Im Focus: Circular RNA linked to brain function

For the first time, scientists have shown that circular RNA is linked to brain function. When a RNA molecule called Cdr1as was deleted from the genome of mice, the animals had problems filtering out unnecessary information – like patients suffering from neuropsychiatric disorders.

While hundreds of circular RNAs (circRNAs) are abundant in mammalian brains, one big question has remained unanswered: What are they actually good for? In the...

Im Focus: RAVAN CubeSat measures Earth's outgoing energy

An experimental small satellite has successfully collected and delivered data on a key measurement for predicting changes in Earth's climate.

The Radiometer Assessment using Vertically Aligned Nanotubes (RAVAN) CubeSat was launched into low-Earth orbit on Nov. 11, 2016, in order to test new...

Im Focus: Scientists shine new light on the “other high temperature superconductor”

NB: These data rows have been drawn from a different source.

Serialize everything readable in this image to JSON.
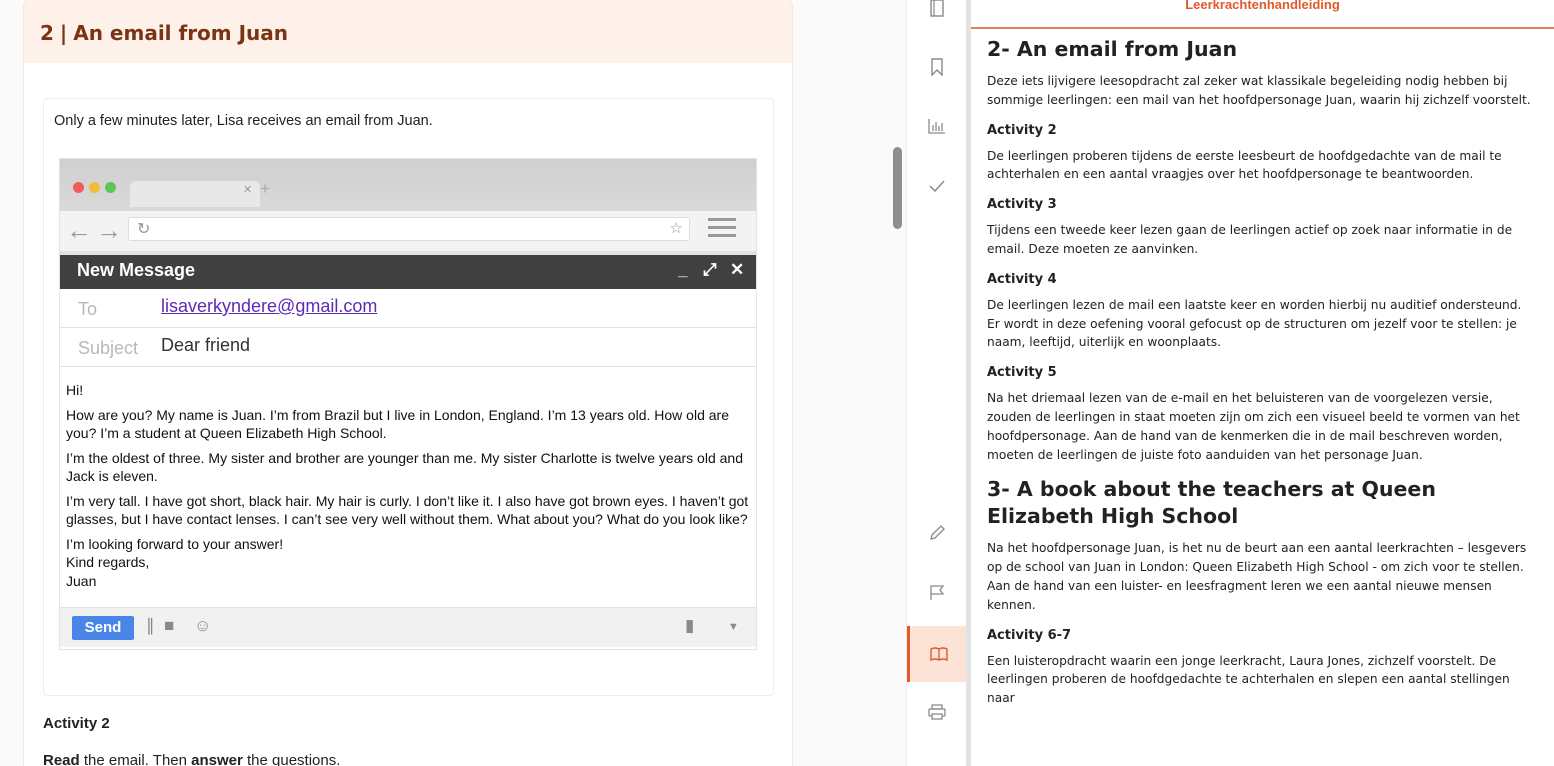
{
  "lesson": {
    "section_number": "2",
    "section_title": "An email from Juan",
    "intro": "Only a few minutes later, Lisa receives an email from Juan.",
    "email": {
      "window_title": "New Message",
      "to_label": "To",
      "to_value": "lisaverkyndere@gmail.com",
      "subject_label": "Subject",
      "subject_value": "Dear friend",
      "greeting": "Hi!",
      "paragraphs": [
        "How are you? My name is Juan. I’m from Brazil but I live in London, England. I’m 13 years old. How old are you? I’m a student at Queen Elizabeth High School.",
        "I’m the oldest of three. My sister and brother are younger than me. My sister Charlotte is twelve years old and Jack is eleven.",
        "I’m very tall. I have got short, black hair. My hair is curly. I don’t like it. I also have got brown eyes. I haven’t got glasses, but I have contact lenses. I can’t see very well without them. What about you? What do you look like?"
      ],
      "closing_1": "I’m looking forward to your answer!",
      "closing_2": "Kind regards,",
      "closing_3": "Juan",
      "send_label": "Send"
    },
    "activity_title": "Activity 2",
    "instruction_1": "Read",
    "instruction_2": " the email. Then ",
    "instruction_3": "answer",
    "instruction_4": " the questions."
  },
  "teacher_panel": {
    "header": "Leerkrachtenhandleiding",
    "section2_title": "2- An email from Juan",
    "section2_intro": "Deze iets lijvigere leesopdracht zal zeker wat klassikale begeleiding nodig hebben bij sommige leerlingen: een mail van het hoofdpersonage Juan, waarin hij zichzelf voorstelt.",
    "activity2_title": "Activity 2",
    "activity2_text": "De leerlingen proberen tijdens de eerste leesbeurt de hoofdgedachte van de mail te achterhalen en een aantal vraagjes over het hoofdpersonage te beantwoorden.",
    "activity3_title": "Activity 3",
    "activity3_text": "Tijdens een tweede keer lezen gaan de leerlingen actief op zoek naar informatie in de email. Deze moeten ze aanvinken.",
    "activity4_title": "Activity 4",
    "activity4_text": "De leerlingen lezen de mail een laatste keer en worden hierbij nu auditief ondersteund. Er wordt in deze oefening vooral gefocust op de structuren om jezelf voor te stellen: je naam, leeftijd, uiterlijk en woonplaats.",
    "activity5_title": "Activity 5",
    "activity5_text": "Na het driemaal lezen van de e-mail en het beluisteren van de voorgelezen versie, zouden de leerlingen in staat moeten zijn om zich een visueel beeld te vormen van het hoofdpersonage. Aan de hand van de kenmerken die in de mail beschreven worden, moeten de leerlingen de juiste foto aanduiden van het personage Juan.",
    "section3_title": "3- A book about the teachers at Queen Elizabeth High School",
    "section3_intro": "Na het hoofdpersonage Juan, is het nu de beurt aan een aantal leerkrachten – lesgevers op de school van Juan in London: Queen Elizabeth High School - om zich voor te stellen. Aan de hand van een luister- en leesfragment leren we een aantal nieuwe mensen kennen.",
    "activity67_title": "Activity 6-7",
    "activity67_text": "Een luisteropdracht waarin een jonge leerkracht, Laura Jones, zichzelf voorstelt. De leerlingen proberen de hoofdgedachte te achterhalen en slepen een aantal stellingen naar"
  },
  "toolbar": {
    "items": [
      "notebook-icon",
      "bookmark-icon",
      "chart-icon",
      "check-icon",
      "pencil-icon",
      "flag-icon",
      "book-open-icon",
      "printer-icon"
    ],
    "active": "book-open-icon",
    "accent_color": "#e2592c"
  }
}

A study led by scientists of the Max Planck Institute for the Structure and Dynamics of Matter (MPSD) at the Center for Free-Electron Laser Science in Hamburg presents evidence of the coexistence of superconductivity and “charge-density-waves” in compounds of the poorly-studied family of bismuthates. This observation opens up new perspectives for a deeper understanding of the phenomenon of high-temperature superconductivity, a topic which is at the core of condensed matter research since more than 30 years. The paper by Nicoletti et al has been published in the PNAS.

Since the beginning of the 20th century, superconductivity had been observed in some metals at temperatures only a few degrees above the absolute zero (minus...

All Focus news of the innovation-report >>>

Anzeige

Anzeige

Event News

Call for Papers – ICNFT 2018, 5th International Conference on New Forming Technology

16.08.2017 | Event News

Sustainability is the business model of tomorrow

04.08.2017 | Event News

Clash of Realities 2017: Registration now open. International Conference at TH Köln

26.07.2017 | Event News

 
Latest News

A Map of the Cell’s Power Station

18.08.2017 | Life Sciences

Engineering team images tiny quasicrystals as they form

18.08.2017 | Physics and Astronomy

Researchers printed graphene-like materials with inkjet

18.08.2017 | Materials Sciences

VideoLinks
B2B-VideoLinks
More VideoLinks >>>